We have partnered with Ball State University on an annual architectural student competition; research on thermal treating of Hardwoods, and robotics.

We have partnered with 4-H and FFA to support their work and promote careers in Hardwoods to youth at key decision-making times.

These are just scratching the surface of the importance of these partnerships, and there is more to tell. However, while evolving with a changing world, we have built and strengthened those key services that have gotten us where we are. We look to continuously improve upon our annual February convention, now a must-attend event for the global Hardwood industry, and we understand how much our members value our lobbying efforts at the statehouse and in Washington D.C.

For the last ten years, we have operated an insurance agency that helps our members find the best deals on property/casualty, workers compensation and auto insurance. We are also able to help find options on health and life insurance.

We understand with our reputation as a leading association comes responsibility, so we sponsor many partnerships and charitable causes every single year, including the Hardwood Federation, Real American Hardwood Coalition, Tree Farm, Riley Children’s Hospital, the Woodland Steward, and many more.

But let’s make no mistake about what makes IHLA successful. It’s our volunteers. Our committees include a Forestry Council of boots-on-the ground foresters and loggers. We have an Industry Promotions committee that has produced Woods on Wheels and the Hoosier Hardwood Festival. Our executive committee meets monthly and expedites good programs that come from all the committees and our 30+ member Board of Directors stays engaged and involved.

IHLA is and always will be about our members and that uniquely broad spirit of volunteerism that makes everything work, and helps spread the enthusiasm and sense of giving back from one generation to the next.

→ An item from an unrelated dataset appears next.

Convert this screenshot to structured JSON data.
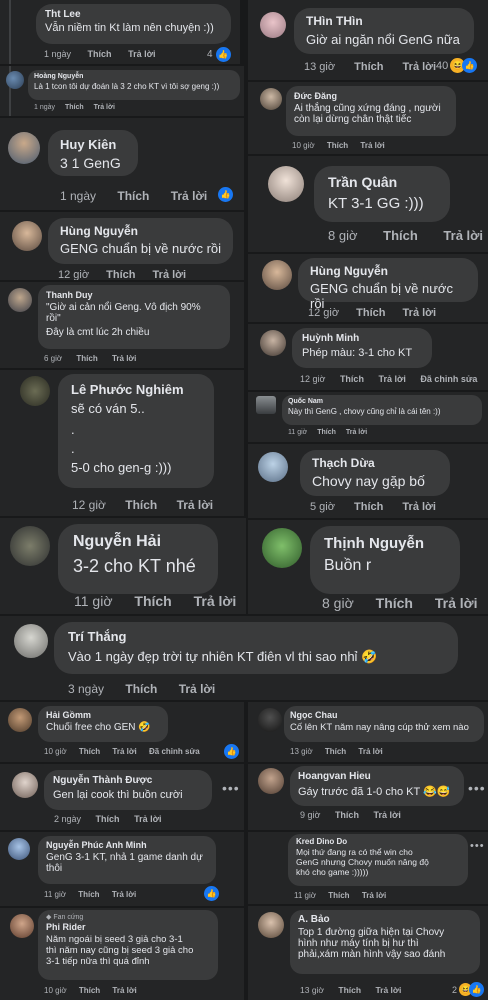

We are blessed that people like the late Milt Cole chose Indiana for a home, as did great companies like Pike Lumber, Frank Miller, Wood-Mizer and so many more. We are grateful that people like Tom and Mary Francis Koetter would create the Forest Discovery Center in Indiana; that Purdue and Ball State Universities call Indiana home, and that people like Tom and Ronda Derleth and a network of past presidents have stayed involved and spent the last 40-plus years saying yes to every request IHLA has made of them. It should also come as no surprise that the current chairman of the Hardwood Federation Board and the Hardwood Federation PAC are both Hoosiers.

For IHLA, it has been about evolving, focusing on core services, leveraging partnerships, aligning with agriculture, and just pure luck that we are here in Indiana at the right moment in history. 

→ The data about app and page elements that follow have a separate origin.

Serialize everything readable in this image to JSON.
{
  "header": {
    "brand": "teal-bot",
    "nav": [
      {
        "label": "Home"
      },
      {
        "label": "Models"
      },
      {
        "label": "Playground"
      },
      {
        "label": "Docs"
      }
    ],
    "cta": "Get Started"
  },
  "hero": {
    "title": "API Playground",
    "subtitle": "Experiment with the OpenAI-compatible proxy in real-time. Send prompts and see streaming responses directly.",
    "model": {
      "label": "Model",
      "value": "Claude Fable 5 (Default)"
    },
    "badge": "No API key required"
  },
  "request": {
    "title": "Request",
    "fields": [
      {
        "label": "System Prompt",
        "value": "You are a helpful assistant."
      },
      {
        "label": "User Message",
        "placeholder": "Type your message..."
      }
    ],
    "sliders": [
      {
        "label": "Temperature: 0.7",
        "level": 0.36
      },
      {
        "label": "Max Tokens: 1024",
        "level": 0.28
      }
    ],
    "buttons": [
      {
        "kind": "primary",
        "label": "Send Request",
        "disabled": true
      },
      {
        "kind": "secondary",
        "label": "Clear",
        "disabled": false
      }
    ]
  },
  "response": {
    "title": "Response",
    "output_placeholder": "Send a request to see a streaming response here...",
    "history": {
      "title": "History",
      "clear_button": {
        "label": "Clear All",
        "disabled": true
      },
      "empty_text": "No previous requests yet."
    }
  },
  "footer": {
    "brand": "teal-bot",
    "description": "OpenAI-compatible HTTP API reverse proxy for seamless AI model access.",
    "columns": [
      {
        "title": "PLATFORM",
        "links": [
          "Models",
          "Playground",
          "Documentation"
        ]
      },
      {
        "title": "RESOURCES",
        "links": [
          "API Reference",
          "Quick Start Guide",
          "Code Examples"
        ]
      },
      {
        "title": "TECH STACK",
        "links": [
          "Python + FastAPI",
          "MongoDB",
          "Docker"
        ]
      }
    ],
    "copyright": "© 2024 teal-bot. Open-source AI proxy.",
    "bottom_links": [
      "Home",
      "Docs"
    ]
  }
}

By Miller Wood Trade Publications

The premier online information source for the forest products industry since 1927.

Share This
Share on facebook
Share on twitter
Share on linkedin
Share on pinterest
Share on email
Related Articles
Business Trends
Miller Wood Trade Publications

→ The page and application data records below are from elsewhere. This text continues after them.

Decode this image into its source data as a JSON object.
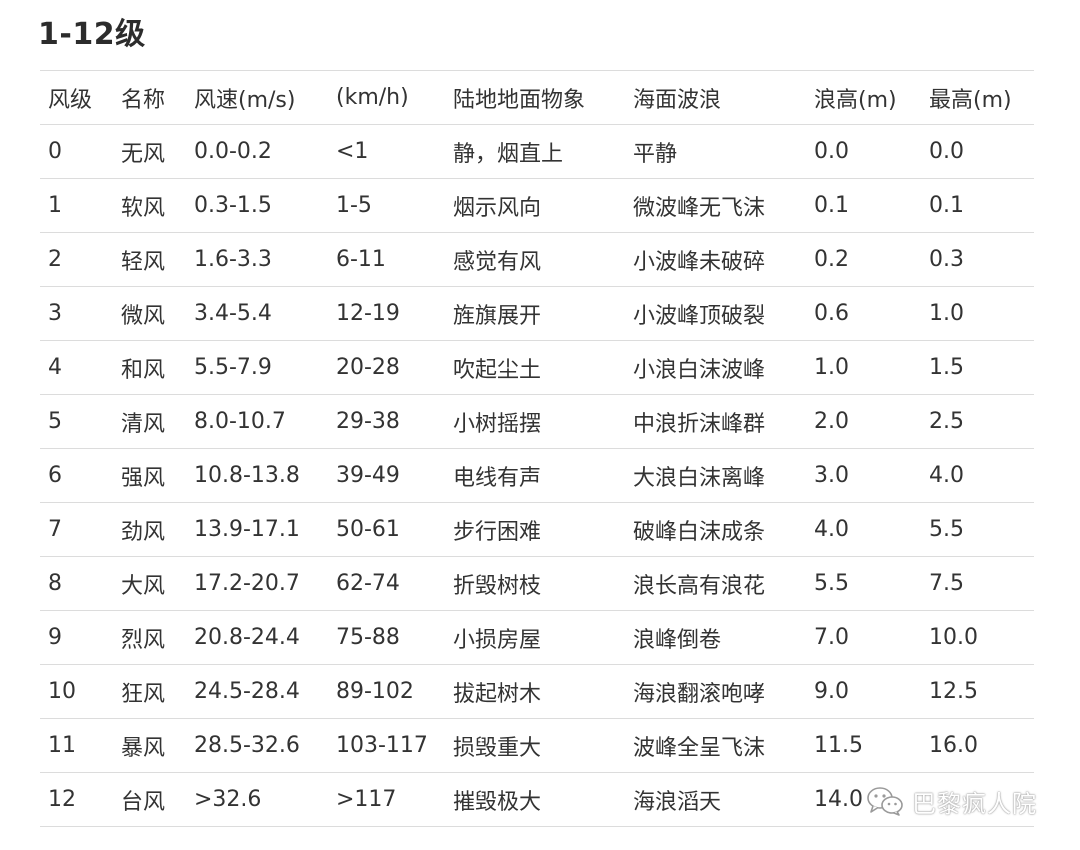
{
  "title": "1-12级",
  "table": {
    "headers": [
      "风级",
      "名称",
      "风速(m/s)",
      "(km/h)",
      "陆地地面物象",
      "海面波浪",
      "浪高(m)",
      "最高(m)"
    ],
    "rows": [
      [
        "0",
        "无风",
        "0.0-0.2",
        "<1",
        "静，烟直上",
        "平静",
        "0.0",
        "0.0"
      ],
      [
        "1",
        "软风",
        "0.3-1.5",
        "1-5",
        "烟示风向",
        "微波峰无飞沫",
        "0.1",
        "0.1"
      ],
      [
        "2",
        "轻风",
        "1.6-3.3",
        "6-11",
        "感觉有风",
        "小波峰未破碎",
        "0.2",
        "0.3"
      ],
      [
        "3",
        "微风",
        "3.4-5.4",
        "12-19",
        "旌旗展开",
        "小波峰顶破裂",
        "0.6",
        "1.0"
      ],
      [
        "4",
        "和风",
        "5.5-7.9",
        "20-28",
        "吹起尘土",
        "小浪白沫波峰",
        "1.0",
        "1.5"
      ],
      [
        "5",
        "清风",
        "8.0-10.7",
        "29-38",
        "小树摇摆",
        "中浪折沫峰群",
        "2.0",
        "2.5"
      ],
      [
        "6",
        "强风",
        "10.8-13.8",
        "39-49",
        "电线有声",
        "大浪白沫离峰",
        "3.0",
        "4.0"
      ],
      [
        "7",
        "劲风",
        "13.9-17.1",
        "50-61",
        "步行困难",
        "破峰白沫成条",
        "4.0",
        "5.5"
      ],
      [
        "8",
        "大风",
        "17.2-20.7",
        "62-74",
        "折毁树枝",
        "浪长高有浪花",
        "5.5",
        "7.5"
      ],
      [
        "9",
        "烈风",
        "20.8-24.4",
        "75-88",
        "小损房屋",
        "浪峰倒卷",
        "7.0",
        "10.0"
      ],
      [
        "10",
        "狂风",
        "24.5-28.4",
        "89-102",
        "拔起树木",
        "海浪翻滚咆哮",
        "9.0",
        "12.5"
      ],
      [
        "11",
        "暴风",
        "28.5-32.6",
        "103-117",
        "损毁重大",
        "波峰全呈飞沫",
        "11.5",
        "16.0"
      ],
      [
        "12",
        "台风",
        ">32.6",
        ">117",
        "摧毁极大",
        "海浪滔天",
        "14.0",
        ""
      ]
    ]
  },
  "watermark": {
    "icon": "wechat-icon",
    "text": "巴黎疯人院"
  }
}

Lake States Business Trends

Up in the Lake States, the markets continue to be solid. A Michigan sawmiller said his market is “still good. It’s not quite as hectic,

Read More »
Business Trends
Miller Wood Trade Publications

Northeast Business Trends

The Hardwood lumber market in the Northeast remains strong. A Pennsylvania lumber provider said, “The market’s good. It’s better than it was a few months

Read More »
Business Trends
Miller Wood Trade Publications

Southeast Business Trends

Lumber providers in the Southeast are optimistic, based on what they have seen in the marketplace. An Arkansas flooring manufacturer stated, “My business is strong.

Read More »
Business Trends
Miller Wood Trade Publications

West Coast Business Trends

Ask several lumbermen on the West Coast about how their market is and, to a man, they mention the tight supply of lumber. In California,

Read More »
Business Trends
Miller Wood Trade Publications

Ontario Business Trends

As COVID-19 restrictions ease across the province, the forestry sector is optimistic business will improve through the fall. The continued vaccination efforts, the reduction of

Read More »
Business Trends
Miller Wood Trade Publications

Quebec Business Trends

With the construction break in Quebec, there was the usual slow-down in activity. Businesses were working hard to obtain the supplies they needed, as well

Read More »